“We really enjoyed playing in our niche, but it wasn’t something that we wanted to do forever”
Matthew Burns, Zachtronics
“One of the things that was interesting when we restarted Zachtronics was that it was a different team,” Barth says.
“When we shut down, there were people who left and didn’t come back. Matthew had done a little bit of contract work with us before, but when we restarted Zachtronics in 2016, it was with Matthew as a full-time core part of the studio. It was a new thing with the same name. It wasn’t even restarting the studio.
“So, are we going to keep making games? Probably, but who knows what the context is. I think with this time it’s pretty safe to say that if we do more game stuff, it’ll look more different than last time.”

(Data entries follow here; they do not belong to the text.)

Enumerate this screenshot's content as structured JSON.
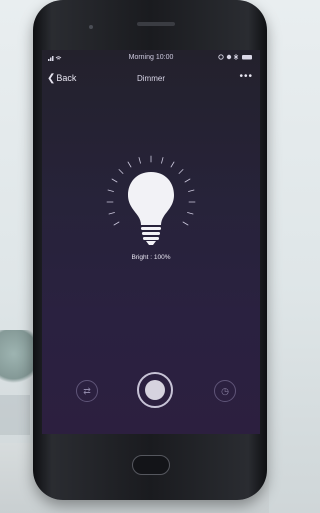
{
  "status_bar": {
    "signal": "▐▐▐",
    "wifi": "◠",
    "time": "Morning 10:00",
    "icons": "● ● ✱ ▬"
  },
  "nav": {
    "back_label": "Back",
    "title": "Dimmer",
    "more": "•••"
  },
  "bulb": {
    "bright_label": "Bright : 100%"
  },
  "controls": {
    "left_icon": "⇄",
    "right_icon": "◷"
  },
  "colors": {
    "screen_top": "#23212c",
    "screen_bottom": "#2c1f3f",
    "bulb": "#f2f2f6"
  }
}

When Barth and Burns discussed closing Zachtronics two and a half years ago, Barth promised Alliance Media Holdings that it would finish Mobius Front and whatever project came after that. This latter game turned into Last Call BBS, which is the studio’s last brand new game. It launched on Early Access on Steam back on July 5th and is a nostalgia-rich experience that harkens back to a simpler time for technology: the 1990s.
“That’s just an era of personal computing that both Zach and I are really interested in and maybe obsessed with, you could say,” Burns explains. “We really loved the freedom that those computers represented. It was before there were all of the ills of the internet and social media that we associate with now. It was really a field of potential, so there’s a little bit of nostalgia and thinking about the promise that was held by that era. That was really the theme of the game from the beginning and then having it be a little bit of an elegy seeped in overtime, I would say.”
Zachtronics still needs to finish the 1.0 version of Last Call BBS, but it still has one more card up its sleeve: an anthology of its solitaire games. The plans for this are slightly more up in the air.
“I don’t know when that’s going to come out or what platforms it’s going to come out on, but I really want to be able to play my solitaire games on my iPhone,” Barth laughs. “That’s the motivation there. We only have Shenzhen Solitaire on there right now and I played way too much of that over the last year. So I need some variety in my solitaire playing.”
Initially, Barth’s plans post-Zachtronics involved a job teaching. The COVID-19 pandemic meant that work slowed down on the game the studio was working on at the time, which gave him time to give teaching high school computer science a try.
“It was my first and last year of teaching,” he laughs. “I am a better game developer than a teacher.”
Though the Zachtronics team are going their separate ways, they are all still friends. While it’s unlikely they’ll ever make a game together again, the likelihood of them working together in some capacity is pretty high. Looking to the future, there’s a wide open plain in front of the Zachtronics team.
“One of the things that I’m really excited about is just the absolute openness of just having nothing planned,” Barth says.
“The studio structure of Zachtronics is rooted in the way things were ten years ago. A lot has changed in life and in work in the last decade. The thing that I’m really excited about is the idea of building new ways of working. What is an indie? What does making games — indie or not — look like now that we’re deep into the 21st century? How do you build something that responds to the new environment? Being completely free to reimagine that as very exciting.”
Burns adds: “It’s pretty open. I would say there are definitely some things that we’re looking at, but they’re things that it’s a little bit too early to talk about. They’re definitely things that are in themes that we’ve thought about before – education and narrative games and exploring what’s possible by combining those things. That’s really about as far as it’s got for now. The idea is to have as wide an open horizon as possible and we’ll see what happens.
He concludes: “The spirit of Zachtronics is often to just try things, whether it will work or not. We are just going to try some things and see what happens.”